For example, a pair of synthetic boots does not contribute to animal suffering. It eliminates the need for the abusive factory farming techniques that hurt the cows, workers at processing plants, and local water sources which are polluted by the concentrated animal waste. At first glance, this seems like an ideal solution for animals and the earth. However, when I think of how the boots were made and how they'll be disposed of when they are beyond repair, I have to reconsider. Synthetic leather is basically plastic, a petroleum product. It doesn't take a genius to know that plastic is bad for the earth. It never biodegrades and can create other chemical problems during the manufacturing process.

So which do we choose? The leather that kills a cow but biodegrades? The synthetic that stops the suffering but never breaks down?

This dilemma also extends to other products: down vs synthetic sleeping bags, wool or polypropylene base layers, even local unprocessed honey vs vegan sweeteners that come from across the country and are processed.

The compromise I have come up with so far for the leather dilemma is to purchase secondhand leather boots at thrift stores. I don't know if that is fully vegan or not. My rationale is that I'm not contributing to the demand for new leather, I'm recycling, and the boots will eventually break down. However, I am contributing to the secondary market for leather, making it perhaps more valuable new since it has a resale value. I'm also contributing to demand if someone sees my boots, thinks I'm totally stylish, and heads to Nordstrom to buy them new. Hey, it could happen!

I've also purchased SmartWool products, which are made from the wool of more ethically farmed sheep. This stuff works better and lasts longer than synthetic alternatives, but still gnaws at my conscience.

I don't think there is a solution that will solve both problems.
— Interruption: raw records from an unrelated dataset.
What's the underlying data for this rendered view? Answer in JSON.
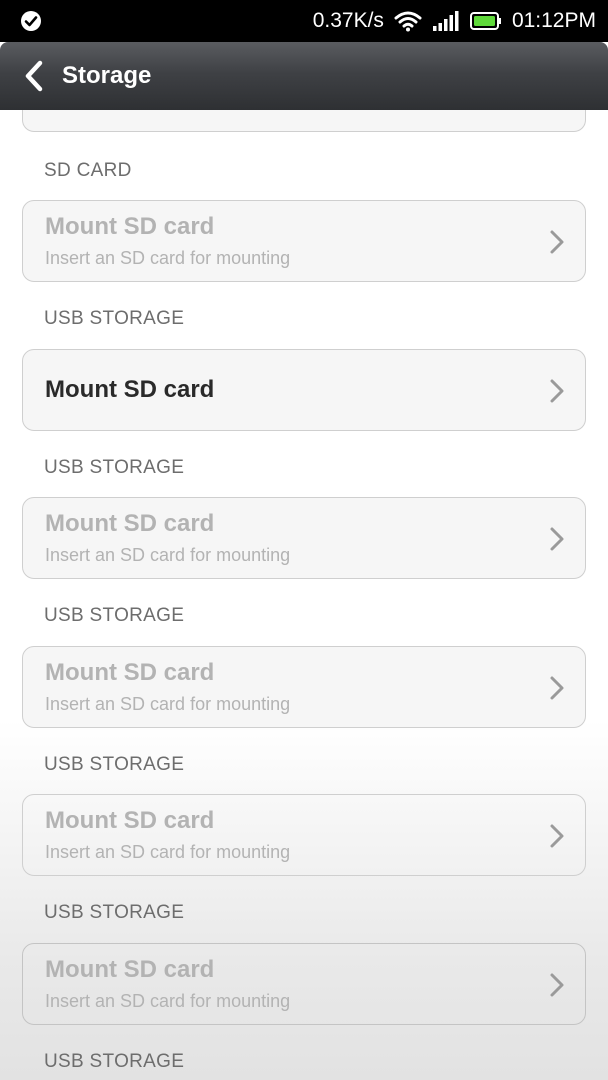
{
  "status_bar": {
    "speed": "0.37K/s",
    "time": "01:12PM",
    "left_icon": "check-circle-icon",
    "wifi_icon": "wifi-icon",
    "signal_icon": "signal-icon",
    "battery_icon": "battery-icon"
  },
  "header": {
    "title": "Storage",
    "back_icon": "back-arrow-icon"
  },
  "sections": [
    {
      "label": "SD CARD",
      "item": {
        "title": "Mount SD card",
        "subtitle": "Insert an SD card for mounting",
        "enabled": false
      }
    },
    {
      "label": "USB STORAGE",
      "item": {
        "title": "Mount SD card",
        "subtitle": "",
        "enabled": true
      }
    },
    {
      "label": "USB STORAGE",
      "item": {
        "title": "Mount SD card",
        "subtitle": "Insert an SD card for mounting",
        "enabled": false
      }
    },
    {
      "label": "USB STORAGE",
      "item": {
        "title": "Mount SD card",
        "subtitle": "Insert an SD card for mounting",
        "enabled": false
      }
    },
    {
      "label": "USB STORAGE",
      "item": {
        "title": "Mount SD card",
        "subtitle": "Insert an SD card for mounting",
        "enabled": false
      }
    },
    {
      "label": "USB STORAGE",
      "item": {
        "title": "Mount SD card",
        "subtitle": "Insert an SD card for mounting",
        "enabled": false
      }
    },
    {
      "label": "USB STORAGE"
    }
  ]
}
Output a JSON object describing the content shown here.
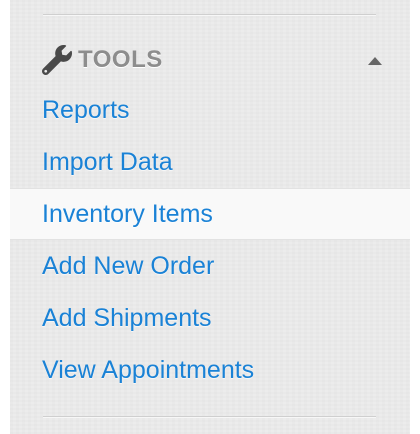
{
  "section": {
    "title": "TOOLS",
    "icon": "wrench-icon",
    "toggle_icon": "caret-up-icon",
    "title_color": "#8d8d8d"
  },
  "menu": {
    "link_color": "#1a82d6",
    "active_index": 2,
    "items": [
      {
        "label": "Reports"
      },
      {
        "label": "Import Data"
      },
      {
        "label": "Inventory Items"
      },
      {
        "label": "Add New Order"
      },
      {
        "label": "Add Shipments"
      },
      {
        "label": "View Appointments"
      }
    ]
  }
}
There will there always be shades of gray. Trying our best seems to be all we can do.

Please comment respectfully and intelligently.